condition, and have no known physical limitations.
Red Cards in the Incident Command System
• News media representatives will not be issued Qualification
Cards or “red cards” under the Incident Command System. The
red-card system was designed for incident personnel with specific duties
for which they are trained and qualified, and not for personnel not officially
assigned to the incident.
Existing Laws and Policies
These guidelines apply to all wildland fires, prescribed fires, and wildland
fire-use fires under federal or state jurisdiction, but are not intended
to supersede existing tribal laws; state laws, such as media access laws
in California; or chain-of-command procedures applicant to military crews.
Denial of Access
- Denial of access to fire camp, the fireline or other related areas
will be a rare occurrence. News media access may be limited when the
Incident Commander determines:
- Safety of firefighters or others may be compromised. Considerations
should be the same as those for determining that conditions are
unsafe for fire crews to be on the fireline including extreme fire
behavior, expected change in the weather.
- The presence of non-fire personnel compromises incident operations.
- The presence of non-fire personnel compromises the integrity of
- A violation of security or privacy of incident personnel would
- Federal and state agencies will support decisions regarding access
by other jurisdictions, such as a private landowner, tribal entity,
or local law enforcement agency, such as when the local law enforcement
agency closes an area for/during evacuation purposes.
- Reasons for denial of access should be documented by the lead information
officer and become part of the unit log.
- News media aviation resources must determine and abide by airspace
restrictions that may be implemented by the FAA at the request of fire

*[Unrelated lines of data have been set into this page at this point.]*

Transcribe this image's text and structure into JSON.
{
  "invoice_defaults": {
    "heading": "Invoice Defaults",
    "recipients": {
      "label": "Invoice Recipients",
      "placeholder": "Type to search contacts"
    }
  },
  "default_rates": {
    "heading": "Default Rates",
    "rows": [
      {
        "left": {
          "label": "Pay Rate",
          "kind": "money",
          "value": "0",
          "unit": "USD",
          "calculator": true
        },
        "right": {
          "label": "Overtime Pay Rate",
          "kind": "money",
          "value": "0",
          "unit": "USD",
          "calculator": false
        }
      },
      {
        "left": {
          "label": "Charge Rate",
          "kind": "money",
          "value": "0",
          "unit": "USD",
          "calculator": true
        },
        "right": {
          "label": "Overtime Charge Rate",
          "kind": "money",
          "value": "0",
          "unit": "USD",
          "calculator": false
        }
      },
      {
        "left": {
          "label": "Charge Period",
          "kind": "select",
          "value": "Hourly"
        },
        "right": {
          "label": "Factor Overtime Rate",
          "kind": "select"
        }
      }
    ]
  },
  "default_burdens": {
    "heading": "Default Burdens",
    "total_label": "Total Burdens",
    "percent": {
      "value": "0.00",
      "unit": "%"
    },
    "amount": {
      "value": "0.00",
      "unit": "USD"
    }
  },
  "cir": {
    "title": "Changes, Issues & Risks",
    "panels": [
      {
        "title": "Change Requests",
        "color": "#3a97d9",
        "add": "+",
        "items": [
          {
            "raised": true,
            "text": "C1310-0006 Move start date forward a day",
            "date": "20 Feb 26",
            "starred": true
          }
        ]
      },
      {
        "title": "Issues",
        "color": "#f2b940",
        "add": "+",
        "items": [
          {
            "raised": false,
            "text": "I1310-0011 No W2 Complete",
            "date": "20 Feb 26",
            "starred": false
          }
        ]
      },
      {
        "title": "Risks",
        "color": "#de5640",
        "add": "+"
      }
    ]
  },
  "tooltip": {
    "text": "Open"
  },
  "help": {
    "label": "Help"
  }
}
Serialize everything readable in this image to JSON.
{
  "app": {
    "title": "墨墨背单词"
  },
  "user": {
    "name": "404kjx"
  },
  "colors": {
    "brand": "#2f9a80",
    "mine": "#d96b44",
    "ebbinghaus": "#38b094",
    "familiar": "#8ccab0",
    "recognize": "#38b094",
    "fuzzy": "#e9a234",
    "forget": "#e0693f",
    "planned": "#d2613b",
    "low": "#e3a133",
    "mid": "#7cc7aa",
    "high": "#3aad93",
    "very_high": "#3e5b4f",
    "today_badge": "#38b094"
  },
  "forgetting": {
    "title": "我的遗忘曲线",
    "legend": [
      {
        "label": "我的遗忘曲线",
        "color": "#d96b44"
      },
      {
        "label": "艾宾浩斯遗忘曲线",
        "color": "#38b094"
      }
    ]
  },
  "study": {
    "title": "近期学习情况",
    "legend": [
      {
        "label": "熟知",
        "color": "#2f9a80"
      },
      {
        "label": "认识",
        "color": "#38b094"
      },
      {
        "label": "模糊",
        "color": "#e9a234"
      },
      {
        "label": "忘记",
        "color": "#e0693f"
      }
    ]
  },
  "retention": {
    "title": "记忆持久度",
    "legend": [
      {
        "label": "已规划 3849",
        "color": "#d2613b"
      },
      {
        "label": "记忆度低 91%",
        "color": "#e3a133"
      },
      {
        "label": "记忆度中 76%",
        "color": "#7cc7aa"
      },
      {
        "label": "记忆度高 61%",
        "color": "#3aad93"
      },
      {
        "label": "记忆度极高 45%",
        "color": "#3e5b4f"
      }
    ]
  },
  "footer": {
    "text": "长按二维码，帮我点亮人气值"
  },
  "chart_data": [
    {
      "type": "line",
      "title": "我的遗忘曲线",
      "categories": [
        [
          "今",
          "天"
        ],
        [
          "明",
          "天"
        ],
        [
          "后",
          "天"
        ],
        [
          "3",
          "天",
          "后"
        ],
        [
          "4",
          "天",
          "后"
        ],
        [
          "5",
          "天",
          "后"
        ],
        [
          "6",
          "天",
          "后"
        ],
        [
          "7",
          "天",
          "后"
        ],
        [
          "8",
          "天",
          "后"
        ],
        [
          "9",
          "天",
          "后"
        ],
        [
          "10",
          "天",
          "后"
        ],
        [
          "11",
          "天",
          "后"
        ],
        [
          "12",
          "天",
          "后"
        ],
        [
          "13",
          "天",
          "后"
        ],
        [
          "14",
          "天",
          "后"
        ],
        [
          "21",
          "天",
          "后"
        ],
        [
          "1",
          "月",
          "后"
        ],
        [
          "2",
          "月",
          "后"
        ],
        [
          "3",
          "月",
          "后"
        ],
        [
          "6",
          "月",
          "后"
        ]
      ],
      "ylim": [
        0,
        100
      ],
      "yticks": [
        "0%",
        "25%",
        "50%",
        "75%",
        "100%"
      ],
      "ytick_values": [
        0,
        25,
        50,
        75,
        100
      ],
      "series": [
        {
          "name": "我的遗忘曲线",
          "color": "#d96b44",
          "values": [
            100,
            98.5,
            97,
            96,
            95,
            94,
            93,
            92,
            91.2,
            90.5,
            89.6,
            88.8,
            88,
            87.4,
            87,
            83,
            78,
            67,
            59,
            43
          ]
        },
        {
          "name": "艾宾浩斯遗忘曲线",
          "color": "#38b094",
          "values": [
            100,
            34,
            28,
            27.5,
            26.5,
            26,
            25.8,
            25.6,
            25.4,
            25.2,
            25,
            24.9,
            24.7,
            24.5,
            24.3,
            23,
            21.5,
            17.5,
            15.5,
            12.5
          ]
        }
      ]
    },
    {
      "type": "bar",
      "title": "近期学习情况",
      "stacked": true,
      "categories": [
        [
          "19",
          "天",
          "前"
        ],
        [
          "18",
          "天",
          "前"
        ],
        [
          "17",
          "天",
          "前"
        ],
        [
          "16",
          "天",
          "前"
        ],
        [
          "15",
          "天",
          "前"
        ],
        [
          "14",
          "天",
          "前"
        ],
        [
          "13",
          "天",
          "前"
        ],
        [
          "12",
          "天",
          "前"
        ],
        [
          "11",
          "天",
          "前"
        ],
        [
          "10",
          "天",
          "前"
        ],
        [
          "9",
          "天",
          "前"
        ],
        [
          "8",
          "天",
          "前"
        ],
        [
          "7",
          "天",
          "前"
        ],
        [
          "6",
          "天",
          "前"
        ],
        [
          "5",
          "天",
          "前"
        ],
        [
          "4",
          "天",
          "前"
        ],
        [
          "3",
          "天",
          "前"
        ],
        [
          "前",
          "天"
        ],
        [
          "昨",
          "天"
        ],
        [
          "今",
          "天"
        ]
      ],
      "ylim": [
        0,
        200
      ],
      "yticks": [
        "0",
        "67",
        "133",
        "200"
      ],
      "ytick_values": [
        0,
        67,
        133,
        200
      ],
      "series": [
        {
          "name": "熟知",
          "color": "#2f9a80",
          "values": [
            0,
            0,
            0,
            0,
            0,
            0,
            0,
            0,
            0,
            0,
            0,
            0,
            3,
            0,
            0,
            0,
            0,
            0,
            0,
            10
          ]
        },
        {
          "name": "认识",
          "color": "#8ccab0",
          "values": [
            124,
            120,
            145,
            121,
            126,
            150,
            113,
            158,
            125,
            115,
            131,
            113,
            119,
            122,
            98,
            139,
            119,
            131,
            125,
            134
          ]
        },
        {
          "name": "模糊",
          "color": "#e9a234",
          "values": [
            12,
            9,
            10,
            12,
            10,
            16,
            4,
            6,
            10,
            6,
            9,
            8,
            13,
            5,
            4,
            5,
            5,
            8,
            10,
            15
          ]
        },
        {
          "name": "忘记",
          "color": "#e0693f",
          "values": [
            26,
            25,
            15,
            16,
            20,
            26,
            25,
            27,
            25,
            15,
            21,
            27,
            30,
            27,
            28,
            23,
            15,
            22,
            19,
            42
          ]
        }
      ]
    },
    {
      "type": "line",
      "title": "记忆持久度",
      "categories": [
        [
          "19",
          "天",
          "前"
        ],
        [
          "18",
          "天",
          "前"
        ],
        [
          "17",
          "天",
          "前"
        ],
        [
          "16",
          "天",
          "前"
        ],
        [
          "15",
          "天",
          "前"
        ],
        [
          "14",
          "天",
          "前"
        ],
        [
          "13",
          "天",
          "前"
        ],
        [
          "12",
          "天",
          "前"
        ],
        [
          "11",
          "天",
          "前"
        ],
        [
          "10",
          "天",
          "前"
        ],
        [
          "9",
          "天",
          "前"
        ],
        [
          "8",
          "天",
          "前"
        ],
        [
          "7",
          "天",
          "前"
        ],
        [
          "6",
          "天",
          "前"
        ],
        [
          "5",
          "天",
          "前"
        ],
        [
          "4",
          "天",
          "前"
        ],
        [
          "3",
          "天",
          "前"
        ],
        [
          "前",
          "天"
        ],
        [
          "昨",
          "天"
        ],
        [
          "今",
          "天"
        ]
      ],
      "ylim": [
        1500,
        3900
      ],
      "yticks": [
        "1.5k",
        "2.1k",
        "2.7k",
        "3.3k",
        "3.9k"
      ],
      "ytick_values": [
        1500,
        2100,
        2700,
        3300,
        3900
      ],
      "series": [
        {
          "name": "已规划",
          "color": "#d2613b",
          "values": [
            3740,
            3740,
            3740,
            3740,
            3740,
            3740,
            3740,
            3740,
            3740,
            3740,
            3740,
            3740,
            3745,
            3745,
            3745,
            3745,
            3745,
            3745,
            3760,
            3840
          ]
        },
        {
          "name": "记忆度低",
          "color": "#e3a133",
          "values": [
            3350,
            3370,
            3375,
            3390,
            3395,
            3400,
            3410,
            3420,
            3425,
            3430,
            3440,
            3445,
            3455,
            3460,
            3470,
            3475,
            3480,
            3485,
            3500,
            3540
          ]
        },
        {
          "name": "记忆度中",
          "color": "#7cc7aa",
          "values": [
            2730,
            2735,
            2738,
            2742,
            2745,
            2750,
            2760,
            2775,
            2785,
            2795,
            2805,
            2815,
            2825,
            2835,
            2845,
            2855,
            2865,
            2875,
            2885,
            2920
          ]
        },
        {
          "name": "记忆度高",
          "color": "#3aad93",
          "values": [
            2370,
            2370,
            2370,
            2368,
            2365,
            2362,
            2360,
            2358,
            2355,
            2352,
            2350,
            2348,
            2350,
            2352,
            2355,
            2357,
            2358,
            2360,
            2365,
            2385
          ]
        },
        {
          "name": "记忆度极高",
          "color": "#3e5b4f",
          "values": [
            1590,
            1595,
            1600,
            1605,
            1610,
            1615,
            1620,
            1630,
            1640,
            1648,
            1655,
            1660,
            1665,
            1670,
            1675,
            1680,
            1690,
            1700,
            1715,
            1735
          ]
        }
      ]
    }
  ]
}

Contact: Rose Davis, Forest Service Public Affairs for Fire and Aviation
Management; 208 387-5437, or Don Smurthwaite, BLM External Affairs for
the Office of Fire and Aviation; 208 387-5895.